Sukhdev, one of the Gram panchayat facilitator of the Muniguda block working in the Food and Agroecological Approaches to Malnutrition Project on Improving Dietary Diversity of the community, starts his day at 5-5.30 am so that he can reach his villages on the mountain by 7 am. He explains, “As I reach the village I speak to everyone who I meet on the way, wish them and call them for the meeting. I go house to house and invite people to sit down for a meeting but sometimes they are not available or have some other work, in such situations I note down at what time and day they will be back from work and sometimes wait till the evening to conduct meetings. The villagers treat me well since I have been working there are often give me food and place to sleep”
GPF Dinesh recollects his first few days when he joined as a GPF, “I didn’t know where I would sleep that night and if at all the villagers would entertain me. I ended up sleeping on a bed made of hay in a cold winter night with no roof!” Conducting meetings for GPFs like Sukhdev, Dinesh, Shyam Sundar and Damodar of Muniguda Block were not as smooth as they might seem now. It is extremely important that the GPFs build a relationship of trust with the community over a period of time and gaining this rapport and relationship can be very difficult in the beginning. Damodar explains that it is after several visits to their assigned villages that they learnt their availability pattern. “While doing the baseline, we understood when the villagers go to work in the field or to collect food from the forest. Now we know what the best time to visit the village is.” The village volunteers need to be informed beforehand about the meetings so that they can spread the word in their villages but due to poor net connectivity in the hills GPFs have to communicate through people and other informal ways which requires establishing rapport and knowing the everyday routine of the villagers.

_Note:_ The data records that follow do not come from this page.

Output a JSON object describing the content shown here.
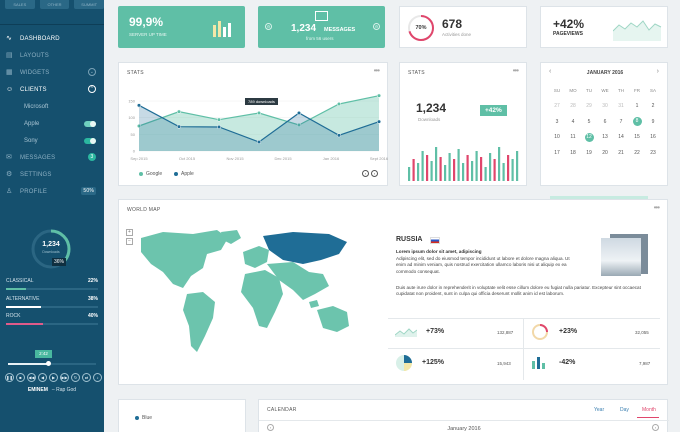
{
  "sidebar": {
    "top_tabs": [
      "SALES",
      "OTHER",
      "SUMMIT"
    ],
    "nav": [
      {
        "label": "DASHBOARD",
        "icon": "chart-line-icon"
      },
      {
        "label": "LAYOUTS",
        "icon": "layout-icon"
      },
      {
        "label": "WIDGETS",
        "icon": "grid-icon"
      },
      {
        "label": "CLIENTS",
        "icon": "users-icon"
      }
    ],
    "clients": [
      "Microsoft",
      "Apple",
      "Sony"
    ],
    "nav2": [
      {
        "label": "MESSAGES",
        "icon": "envelope-icon",
        "badge": "3"
      },
      {
        "label": "SETTINGS",
        "icon": "gear-icon"
      },
      {
        "label": "PROFILE",
        "icon": "user-icon",
        "badge": "50%"
      }
    ],
    "donut": {
      "value": "1,234",
      "sub": "Downloads",
      "pct": "36%",
      "fraction": 0.36
    },
    "bars": [
      {
        "name": "CLASSICAL",
        "pct": "22%",
        "fill": 0.22,
        "color": "#5fbfa6"
      },
      {
        "name": "ALTERNATIVE",
        "pct": "38%",
        "fill": 0.38,
        "color": "#ffffff"
      },
      {
        "name": "ROCK",
        "pct": "40%",
        "fill": 0.4,
        "color": "#e05b8a"
      }
    ],
    "player": {
      "time": "2:42",
      "progress": 0.45,
      "artist": "EMINEM",
      "song": "Rap God"
    }
  },
  "tiles": {
    "server": {
      "value": "99,9%",
      "label": "SERVER UP TIME"
    },
    "messages": {
      "count": "1,234",
      "word": "MESSAGES",
      "from": "from 56 users"
    },
    "activities": {
      "pct": "70%",
      "value": "678",
      "label": "Activities done",
      "fraction": 0.7
    },
    "pageviews": {
      "value": "+42%",
      "label": "PAGEVIEWS"
    }
  },
  "stats_main": {
    "title": "STATS",
    "tooltip": "789 downloads",
    "legend": [
      "Google",
      "Apple"
    ],
    "colors": {
      "google": "#5fbfa6",
      "apple": "#1f6d96"
    }
  },
  "chart_data": {
    "type": "line",
    "x": [
      "Sep 2015",
      "Oct 2015",
      "Nov 2015",
      "Dec 2015",
      "Jan 2016",
      "Sept 2016"
    ],
    "series": [
      {
        "name": "Google",
        "values": [
          75,
          118,
          94,
          114,
          78,
          141,
          166
        ]
      },
      {
        "name": "Apple",
        "values": [
          137,
          73,
          72,
          27,
          114,
          47,
          88
        ]
      }
    ],
    "ylim": [
      0,
      150
    ],
    "yticks": [
      0,
      50,
      100,
      150
    ]
  },
  "stats_small": {
    "title": "STATS",
    "value": "1,234",
    "label": "Downloads",
    "badge": "+42%"
  },
  "calendar_small": {
    "month": "JANUARY 2016",
    "days": [
      "SU",
      "MO",
      "TU",
      "WE",
      "TH",
      "FR",
      "SA"
    ],
    "weeks": [
      [
        "27",
        "28",
        "29",
        "30",
        "31",
        "1",
        "2"
      ],
      [
        "3",
        "4",
        "5",
        "6",
        "7",
        "8",
        "9"
      ],
      [
        "10",
        "11",
        "12",
        "13",
        "14",
        "15",
        "16"
      ],
      [
        "17",
        "18",
        "19",
        "20",
        "21",
        "22",
        "23"
      ]
    ]
  },
  "worldmap": {
    "title": "WORLD MAP",
    "country": "RUSSIA",
    "heading": "Lorem ipsum dolor sit amet, adipiscing",
    "para1": "Adipiscing elit, sed do eiusmod tempor incididunt ut labore et dolore magna aliqua. Ut enim ad minim veniam, quis nostrud exercitation ullamco laboris nisi ut aliquip ex ea commodo consequat.",
    "para2": "Duis aute irure dolor in reprehenderit in voluptate velit esse cillum dolore eu fugiat nulla pariatur. Excepteur sint occaecat cupidatat non proident, sunt in culpa qui officia deserunt mollit anim id est laborum.",
    "stats": [
      {
        "pct": "+73%",
        "num": "132,887"
      },
      {
        "pct": "+23%",
        "num": "32,055"
      },
      {
        "pct": "+125%",
        "num": "15,943"
      },
      {
        "pct": "-42%",
        "num": "7,987"
      }
    ]
  },
  "bottom": {
    "legend": "Blue",
    "calendar_title": "CALENDAR",
    "tabs": [
      "Year",
      "Day",
      "Month"
    ],
    "month": "January 2016"
  }
}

Different group of villages have different days when they come down to the town to sell their produce and collect their pensions. Knowing this information is critical to pass on information so that by the time the villagers reach their respective villages they will inform others about the meeting which would be scheduled the day after or later. The GPFs plan their PLA-LANN meetings based on criteria like travel time to the village, which is mostly half a day, availability of villagers based on their routine and festivals and medium through which information about the meetings are passed.
Dinesh explains that they when they initially started their work there were certain challenges they had to face. Securing a safe place to stay when villagers were not familiar with them would create have often created uncomfortable and harsh conditions to the stay the night in the field because returning back after evening is not preferable. He vividly remembers, ”Once I was captured by two naxals thinking that I’m an agent of some sort and detained me for a few hours. After I explained to them with the rough plans I had made for the PA-LANN meeting that I worked for Living farms organisation they decided to check if I was telling the truth. They asked me to conduct the meeting in the village and sat through it and then went away when they realized that we were trying to help the community. In such situations we feel really scared!”
“In Bedapodar village people thought that we were naxals and closed their doors and refused to speak to us. It is only after waiting for few hours and slowly convincing people did they come. They had heard of few people who had come to neighbouring villages to make nutrition gardens. When we explained to them what our work was, they said ‘Oh! So you are the Bagichawallas!(Garden fellows!)’. Nobody would know living farms but if you tell them Bagichawallah they will recognise immediately” laughs Damodar as he recollects that incident.
There are some moments on the field when the GPFs feel delighted and the outcomes of their efforts are extremely rewarding. Shyamsundar narrates how in Bodaserubar village he struggled to convince people to see the value in growing nutrition gardens. “Finally I managed to convince two of the households in rainy season to try nutrition garden and said that I would take the responsibility if anything went wrong and even promised to help in preparing the fencing and liquid manure. Out of these two households one was the house of Banasa Majhi. Banasa Majhi was the most sceptical person about the nutrition garden idea but when the garden gave lot of vegetables without much investment and chemicals he became a believer!!” By winter Banasa Majhi became self-appointed advocate of nutrition gardens and inspired 10 more nutrition gardens in his village. This made Shyamsundar realize the power of positive influence and the importance of touching one person’s life but to do it with full dedication. He took Banasa Majhi to the nearby Kamari village as he spoke their language and Banasa Majhi’s story of a person who turned from a sceptic to a believer inspired 12 out of total 14 households in the village to start cultivating nutrition gardens.
GPFs use different strategies and innovative approaches to build a rapport and a bond of trust with the community. It is necessary that they understand not only their routines but also their ethos. Understanding their everyday life is pertinent to be able to communicate through informal means like explained above, through market days; PDS and pension collection days and schedule their meeting accordingly. GPFs do immense amount of planning for every village in order to be able to facilitate meetings and convince the communities.